The Scientist

» climate change and disease/medicine

Most Recent

image: Contributors

Contributors

By | January 1, 2017

Meet some of the people featured in the January 2017 issue of The Scientist.

0 Comments

image: Pharma Redo

Pharma Redo

By | January 1, 2017

Steve Braun of Cures Within Reach, a nonprofit focused on breathing new life into old medicines, describes the potential benefits of drug repurposing.

1 Comment

Oncologists have raised concerns about a mouse study that suggests the vaccine for human papillomavirus could cause brain damage.

0 Comments

image: Speaking of Science: 2016
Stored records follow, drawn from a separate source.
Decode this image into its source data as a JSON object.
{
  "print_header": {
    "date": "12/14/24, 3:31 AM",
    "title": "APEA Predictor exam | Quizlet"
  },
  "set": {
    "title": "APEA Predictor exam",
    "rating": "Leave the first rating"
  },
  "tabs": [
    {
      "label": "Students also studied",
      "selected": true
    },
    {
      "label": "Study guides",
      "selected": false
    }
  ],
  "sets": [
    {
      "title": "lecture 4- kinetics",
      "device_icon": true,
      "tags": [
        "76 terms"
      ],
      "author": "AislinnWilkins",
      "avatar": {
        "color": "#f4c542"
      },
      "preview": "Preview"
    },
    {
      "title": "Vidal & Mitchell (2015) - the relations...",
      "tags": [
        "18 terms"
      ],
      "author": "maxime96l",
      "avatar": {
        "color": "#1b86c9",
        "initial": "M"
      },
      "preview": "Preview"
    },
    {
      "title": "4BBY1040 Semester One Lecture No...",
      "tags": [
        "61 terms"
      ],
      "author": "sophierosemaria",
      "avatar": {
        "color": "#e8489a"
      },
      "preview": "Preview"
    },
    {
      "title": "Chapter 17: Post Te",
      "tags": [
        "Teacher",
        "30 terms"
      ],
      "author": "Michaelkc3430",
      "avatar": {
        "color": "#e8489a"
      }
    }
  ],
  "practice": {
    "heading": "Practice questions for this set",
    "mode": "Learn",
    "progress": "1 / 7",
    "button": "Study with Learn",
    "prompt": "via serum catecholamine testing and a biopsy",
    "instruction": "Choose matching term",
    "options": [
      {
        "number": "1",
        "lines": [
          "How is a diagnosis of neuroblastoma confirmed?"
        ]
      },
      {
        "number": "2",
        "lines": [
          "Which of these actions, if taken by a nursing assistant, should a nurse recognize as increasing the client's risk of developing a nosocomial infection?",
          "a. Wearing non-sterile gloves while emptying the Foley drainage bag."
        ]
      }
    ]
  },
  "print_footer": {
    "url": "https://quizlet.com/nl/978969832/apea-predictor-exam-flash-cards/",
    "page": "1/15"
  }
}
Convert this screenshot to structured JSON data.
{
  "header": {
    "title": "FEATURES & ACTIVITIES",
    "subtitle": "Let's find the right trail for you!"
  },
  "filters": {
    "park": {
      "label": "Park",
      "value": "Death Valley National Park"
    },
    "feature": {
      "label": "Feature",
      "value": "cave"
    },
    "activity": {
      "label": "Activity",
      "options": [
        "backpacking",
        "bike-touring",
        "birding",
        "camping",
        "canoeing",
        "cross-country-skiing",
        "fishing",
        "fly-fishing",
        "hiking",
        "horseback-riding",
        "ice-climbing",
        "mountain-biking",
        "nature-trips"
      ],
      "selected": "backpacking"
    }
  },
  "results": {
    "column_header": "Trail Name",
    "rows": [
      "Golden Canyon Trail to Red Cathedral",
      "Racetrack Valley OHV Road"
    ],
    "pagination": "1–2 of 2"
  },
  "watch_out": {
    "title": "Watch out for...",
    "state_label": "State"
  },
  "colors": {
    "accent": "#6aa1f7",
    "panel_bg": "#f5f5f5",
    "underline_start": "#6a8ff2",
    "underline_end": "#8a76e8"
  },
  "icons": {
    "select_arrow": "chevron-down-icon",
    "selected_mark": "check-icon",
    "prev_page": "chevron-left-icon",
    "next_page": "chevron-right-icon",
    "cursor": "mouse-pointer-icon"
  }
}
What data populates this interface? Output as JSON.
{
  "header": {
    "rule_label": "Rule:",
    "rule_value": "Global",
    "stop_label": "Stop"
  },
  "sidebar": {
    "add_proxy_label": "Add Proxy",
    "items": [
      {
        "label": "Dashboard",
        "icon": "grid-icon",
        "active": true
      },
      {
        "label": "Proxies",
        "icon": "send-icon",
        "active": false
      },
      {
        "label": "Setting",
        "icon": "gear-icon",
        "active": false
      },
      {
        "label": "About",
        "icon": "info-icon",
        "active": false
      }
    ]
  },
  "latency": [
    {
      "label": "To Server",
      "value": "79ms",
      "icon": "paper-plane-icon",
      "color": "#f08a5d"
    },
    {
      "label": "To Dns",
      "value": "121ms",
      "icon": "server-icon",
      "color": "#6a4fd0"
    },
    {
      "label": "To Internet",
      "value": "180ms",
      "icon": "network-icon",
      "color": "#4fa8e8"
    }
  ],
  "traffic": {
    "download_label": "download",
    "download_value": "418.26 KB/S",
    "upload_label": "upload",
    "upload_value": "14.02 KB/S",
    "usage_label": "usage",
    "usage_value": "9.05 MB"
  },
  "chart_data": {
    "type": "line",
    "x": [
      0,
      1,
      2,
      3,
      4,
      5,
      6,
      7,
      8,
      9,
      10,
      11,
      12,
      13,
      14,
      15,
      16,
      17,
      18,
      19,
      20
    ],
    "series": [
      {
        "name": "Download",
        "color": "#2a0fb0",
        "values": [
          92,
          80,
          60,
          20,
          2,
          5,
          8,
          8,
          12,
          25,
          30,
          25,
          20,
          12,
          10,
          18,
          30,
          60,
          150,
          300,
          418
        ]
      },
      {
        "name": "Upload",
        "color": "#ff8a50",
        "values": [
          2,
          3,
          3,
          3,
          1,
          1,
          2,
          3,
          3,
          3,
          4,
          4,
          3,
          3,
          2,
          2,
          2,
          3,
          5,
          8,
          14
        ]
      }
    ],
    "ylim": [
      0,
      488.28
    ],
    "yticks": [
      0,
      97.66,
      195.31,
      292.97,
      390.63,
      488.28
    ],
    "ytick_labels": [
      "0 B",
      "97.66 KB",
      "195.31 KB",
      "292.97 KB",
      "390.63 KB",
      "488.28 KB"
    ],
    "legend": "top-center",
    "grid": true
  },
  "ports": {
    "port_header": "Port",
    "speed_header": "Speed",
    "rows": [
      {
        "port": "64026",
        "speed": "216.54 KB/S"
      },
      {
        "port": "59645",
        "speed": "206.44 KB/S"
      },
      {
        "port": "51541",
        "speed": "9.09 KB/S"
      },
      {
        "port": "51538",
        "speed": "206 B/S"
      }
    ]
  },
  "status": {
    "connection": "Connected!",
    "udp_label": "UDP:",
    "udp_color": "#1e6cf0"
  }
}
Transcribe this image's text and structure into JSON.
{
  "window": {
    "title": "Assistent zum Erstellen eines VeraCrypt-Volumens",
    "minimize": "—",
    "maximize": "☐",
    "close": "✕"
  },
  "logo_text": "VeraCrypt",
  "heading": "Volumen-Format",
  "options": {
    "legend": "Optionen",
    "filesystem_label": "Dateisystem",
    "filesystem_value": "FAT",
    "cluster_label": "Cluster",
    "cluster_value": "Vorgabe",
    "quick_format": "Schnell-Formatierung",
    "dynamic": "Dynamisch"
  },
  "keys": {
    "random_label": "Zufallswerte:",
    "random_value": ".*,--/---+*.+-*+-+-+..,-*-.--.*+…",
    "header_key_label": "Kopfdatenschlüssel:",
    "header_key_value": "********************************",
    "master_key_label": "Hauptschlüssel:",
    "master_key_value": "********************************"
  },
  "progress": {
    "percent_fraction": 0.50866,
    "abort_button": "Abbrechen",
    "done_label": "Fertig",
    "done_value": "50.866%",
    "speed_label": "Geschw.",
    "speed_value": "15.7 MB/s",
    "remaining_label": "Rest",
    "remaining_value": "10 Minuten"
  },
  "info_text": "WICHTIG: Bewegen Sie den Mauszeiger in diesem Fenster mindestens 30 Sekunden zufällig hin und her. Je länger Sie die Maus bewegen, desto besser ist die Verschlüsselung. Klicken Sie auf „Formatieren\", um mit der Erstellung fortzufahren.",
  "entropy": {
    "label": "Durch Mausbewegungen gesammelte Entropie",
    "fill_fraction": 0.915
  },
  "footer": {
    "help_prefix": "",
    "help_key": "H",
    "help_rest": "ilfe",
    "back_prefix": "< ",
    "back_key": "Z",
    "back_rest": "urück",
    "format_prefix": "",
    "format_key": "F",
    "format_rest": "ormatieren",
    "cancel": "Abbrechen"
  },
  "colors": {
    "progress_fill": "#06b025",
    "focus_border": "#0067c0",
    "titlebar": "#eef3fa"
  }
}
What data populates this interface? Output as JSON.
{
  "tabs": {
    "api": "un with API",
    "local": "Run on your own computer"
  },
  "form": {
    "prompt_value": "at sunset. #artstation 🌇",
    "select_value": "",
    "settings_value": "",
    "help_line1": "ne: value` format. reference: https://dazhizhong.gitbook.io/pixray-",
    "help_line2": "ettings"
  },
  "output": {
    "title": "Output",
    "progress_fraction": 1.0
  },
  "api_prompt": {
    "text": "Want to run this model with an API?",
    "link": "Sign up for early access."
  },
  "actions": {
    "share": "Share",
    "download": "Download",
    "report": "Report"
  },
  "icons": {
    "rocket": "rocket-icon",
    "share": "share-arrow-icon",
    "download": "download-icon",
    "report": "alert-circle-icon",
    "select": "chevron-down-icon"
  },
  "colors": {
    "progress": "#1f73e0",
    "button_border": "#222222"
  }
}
Speaking of Science: 2016

By | December 19, 2016

Selected quotes from an eventful year

0 Comments

The President-elect has not indicated that his administration will delete existing data, but concerned scientists are not taking any chances.

1 Comment

image: Oklahoma Attorney General Nominated to Lead EPA

Oklahoma Attorney General Nominated to Lead EPA

By | December 8, 2016

Scott Pruitt, who does not believe in man-made climate change, has sued the Environmental Protection Agency over policies aimed at reducing carbon emissions.

2 Comments

image: Trumping Science: Part II

Trumping Science: Part II

By | December 6, 2016

As Inauguration Day nears, scientists and science advocates are voicing their unease with the Trump Administration’s potential effects on research.

2 Comments

image: Oligonucleotide Therapeutics Near Approval

Oligonucleotide Therapeutics Near Approval

By | December 1, 2016

Successful late-stage clinical trials could mark the maturation of a new drug development platform, but the path to commercialization is not without hurdles.

0 Comments

image: Trumping Science?

Trumping Science?

By | November 11, 2016

How will the research enterprise fare under a Donald Trump administration? The scientific community reacts.

4 Comments

image: More Success Fixing Sickle Cell Gene with CRISPR

More Success Fixing Sickle Cell Gene with CRISPR

By | November 9, 2016

Researchers say they have sufficient in vitro and animal data to apply for human testing.

0 Comments

Popular Now

  1. Major German Universities Cancel Elsevier Contracts
  2. Running on Empty
    Features Running on Empty

    Regularly taking breaks from eating—for hours or days—can trigger changes both expected, such as in metabolic dynamics and inflammation, and surprising, as in immune system function and cancer progression.

  3. Most of Human Genome Nonfunctional: Study
  4. Identifying Predatory Publishers
AAAS